The “junior high” attorney cracked me up. We’re all so used to competent folks being our age or older that it’s sometimes a bit of a jolt to realize that we’re not 25 any more. My first “wake up” was when the counselor at our son’s high school was a kid that lived across the street from me and I remembered running around with my younger brother. I was in my mid 40s but it just seemed strange to see him grown up and in a responsible position!
I’m another one who reads your blog as soon as I get a notification. In fact, yesterday I went to the blog to see if there was a new installment that I didn’t get notified about. It’s always interesting.
Enjoy your final packing and the transition to “outta here”.
I most definitely will let you know when I leave Georgia and my appt. for orientation. I’m going to take your advice given previously about where to stay the first night. I’ve said it before and I’ll be sure to say it again . . . I AM SO EXCITED!
Your “wake up” story is a good one! Teachers have a lot of those stories . . . like when a police officer pulls you over and he’s a former student or you find yourself asking for a loan from someone you once assigned detention . . .

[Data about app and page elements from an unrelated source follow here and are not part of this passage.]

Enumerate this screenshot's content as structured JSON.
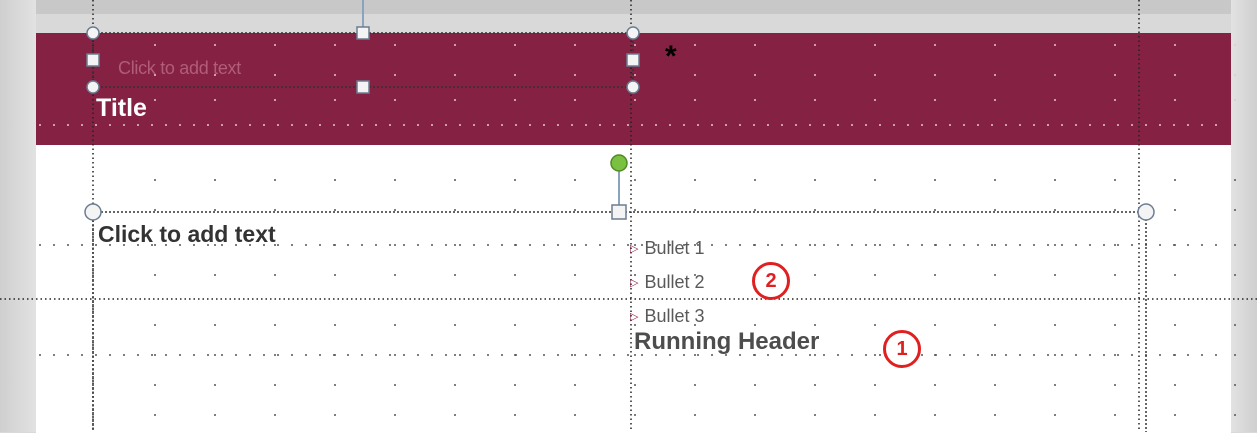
{
  "colors": {
    "title_band": "#852243",
    "frame": "#d9d9d9",
    "slide_bg": "#ffffff",
    "annotation_red": "#e02020",
    "rotation_handle": "#7ac142"
  },
  "header_placeholder": {
    "text": "Click to add text"
  },
  "title": {
    "text": "Title"
  },
  "marker": {
    "text": "*"
  },
  "body_placeholder": {
    "text": "Click to add text"
  },
  "bullets": [
    {
      "text": "Bullet 1"
    },
    {
      "text": "Bullet 2"
    },
    {
      "text": "Bullet 3"
    }
  ],
  "running_header": {
    "text": "Running Header"
  },
  "annotations": [
    {
      "text": "1"
    },
    {
      "text": "2"
    }
  ],
  "icons": {
    "bullet_marker": "triangle-bullet-icon",
    "rotation_handle": "rotation-handle-icon",
    "resize_handle": "resize-handle-icon"
  }
}
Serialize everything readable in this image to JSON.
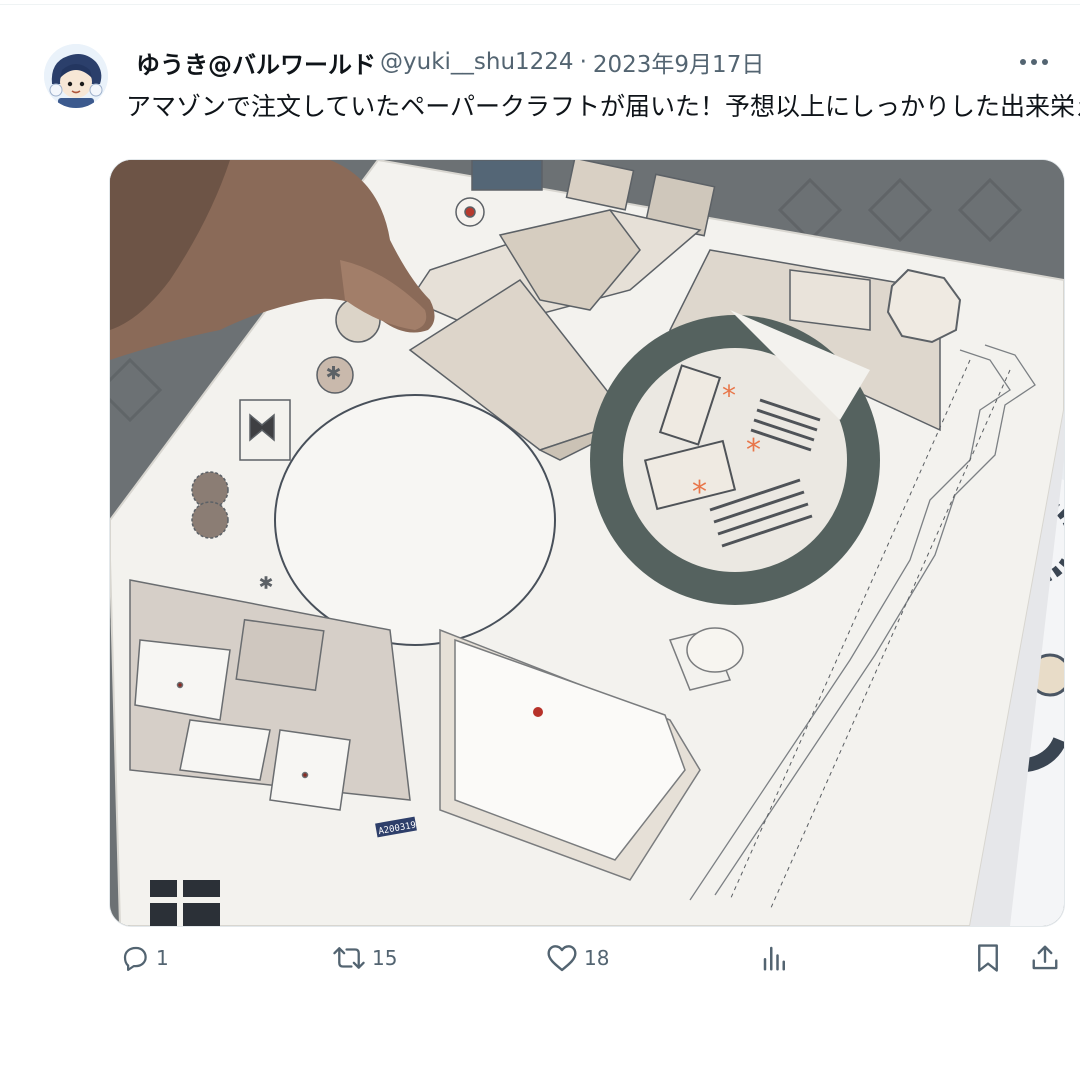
{
  "tweet": {
    "author": {
      "display_name": "ゆうき@バルワールド",
      "handle": "@yuki__shu1224"
    },
    "separator": "·",
    "date": "2023年9月17日",
    "text": "アマゾンで注文していたペーパークラフトが届いた！予想以上にしっかりした出来栄えw",
    "image": {
      "printed_code": "A200319"
    }
  },
  "actions": {
    "reply": {
      "icon": "reply-icon",
      "count": "1"
    },
    "retweet": {
      "icon": "retweet-icon",
      "count": "15"
    },
    "like": {
      "icon": "heart-icon",
      "count": "18"
    },
    "views": {
      "icon": "analytics-icon"
    },
    "bookmark": {
      "icon": "bookmark-icon"
    },
    "share": {
      "icon": "share-icon"
    }
  },
  "colors": {
    "text_primary": "#0f1419",
    "text_secondary": "#536471",
    "accent_orange": "#e8764a",
    "paper": "#f2f0ea",
    "part_beige": "#d9d0c4",
    "part_teal": "#55625f"
  }
}
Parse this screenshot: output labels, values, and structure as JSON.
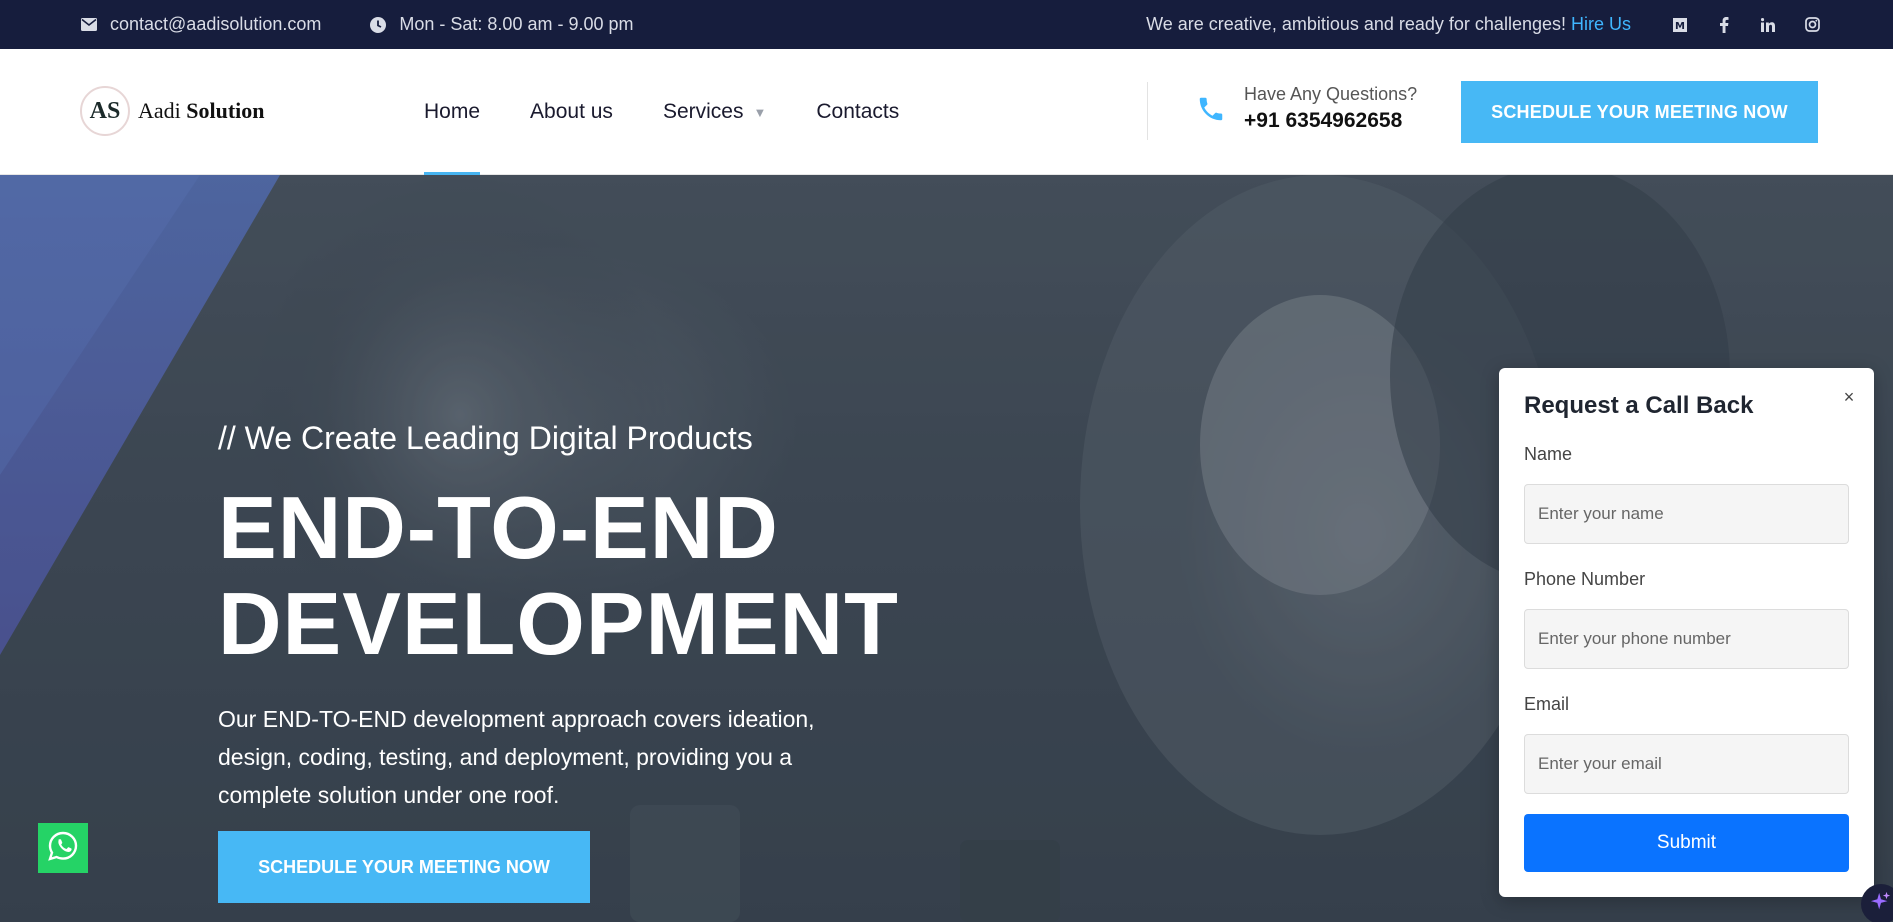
{
  "topbar": {
    "email": "contact@aadisolution.com",
    "hours": "Mon - Sat: 8.00 am - 9.00 pm",
    "tagline": "We are creative, ambitious and ready for challenges!",
    "hire_link": "Hire Us",
    "socials": [
      "medium-icon",
      "facebook-icon",
      "linkedin-icon",
      "instagram-icon"
    ]
  },
  "header": {
    "logo_mark": "AS",
    "logo_name_regular": "Aadi",
    "logo_name_bold": "Solution",
    "nav": [
      {
        "label": "Home",
        "active": true
      },
      {
        "label": "About us"
      },
      {
        "label": "Services"
      },
      {
        "label": "Contacts"
      }
    ],
    "phone_question": "Have Any Questions?",
    "phone_number": "+91 6354962658",
    "cta": "SCHEDULE YOUR MEETING NOW"
  },
  "hero": {
    "subtitle": "// We Create Leading Digital Products",
    "title_line1": "END-TO-END",
    "title_line2": "DEVELOPMENT",
    "description": "Our END-TO-END development approach covers ideation, design, coding, testing, and deployment, providing you a complete solution under one roof.",
    "cta": "SCHEDULE YOUR MEETING NOW"
  },
  "callback": {
    "title": "Request a Call Back",
    "name_label": "Name",
    "name_placeholder": "Enter your name",
    "phone_label": "Phone Number",
    "phone_placeholder": "Enter your phone number",
    "email_label": "Email",
    "email_placeholder": "Enter your email",
    "submit": "Submit"
  },
  "colors": {
    "topbar_bg": "#161d3d",
    "accent": "#47b8f5",
    "submit": "#0a73ff",
    "whatsapp": "#25d366"
  }
}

I don’t know about the Rally. I’ll keep an open mind about it if it’s all right for a late sign-up. I’m so involved in details here and facing The Great Unknown that lies ahead, it’s hard for me to even think about more plans. It would be fun to learn from others. One thing I’m afraid of . . and I know this is silly . . . I’ll see another Casita model, like the Spirit, and then regret my choice. I know I don’t want to see the inside of anything but my Liberty when I’m at the factory. I need to bond with my “baby” first!
I’ll post tomorrow about Janie’s introduction to her new pal.
Don’t worry, you are going to love your Casita! They really are great. Each configuration has it’s advantages and disadvantages and I’m know you will make yours work for you. It must be hard not to rush off to Rice today and pick it up. I admire your patience.
My cheapness factor far exceeds my urge to rush off to Rice! I could have gone out there in early June, picked up my Casita, and pulled it back to Georgia. But I’m too cheap to make an unnecessary trip!
Plus it would have put a pinch on my cash flow . . . This entire plan, starting back in late 2004, has been a lesson in patience.
Thanks for the reassurance on my Casita. Since I’ve always bought used, a brand new Casita is sure to delight me!
Laugh……also admire your “cheapness”.
Sue, the fantastic thing about Casitas is that they keep their value really well. If you live in your liberty for a year or so and decide you would prefer a different model the resale value is REALLY great. We bought ours “gently loved” for half the new price when she was 8 years old. Imagine an 8 year old car being 50% of the new price!
You’re right not to pick up early, cheap or not. Imagine having a new Casita and NOT being able to camp because you had too many loose ends to tie up – HORRORS!
Good points . ..
Another reason not to have picked up the Casita and brought it back here before the house was sold: I could chicken out on the plan to vagabond! Plus where’s the drama in that?
As it is, I am homeless from the time I leave Georgia until I complete the purchase of my Casita! There’s no turning back.
This won’t be the first time I’ve slashed my little lifeboat from its moorings. (Hmmm, that would make a good story for a future post)
just so you know that there are more than a few people reading your post, I look online at your blog every day and when it gets into the third day with no post wonder what’s going on. LOL
That’s nice to know, Bill. Thanks. No need to wonder. Ever so often I have to let life happen. I haven’t yet developed the skill of Tioga George who posts daily.
So you look for me and I’m not there? Awwww . . .
I shivered when I read that they stuck a needle in the side of your nose…oh, my I almost felt that! We are so happy for you and Janie that all worked out and the friend will take her. Your posts are so interesting and I love reading them. Hugs for you and nose kisses for Janie
Thank you, Mumsy. Yes, everything is going to work out just fine. Hope all is well with you and Chancy!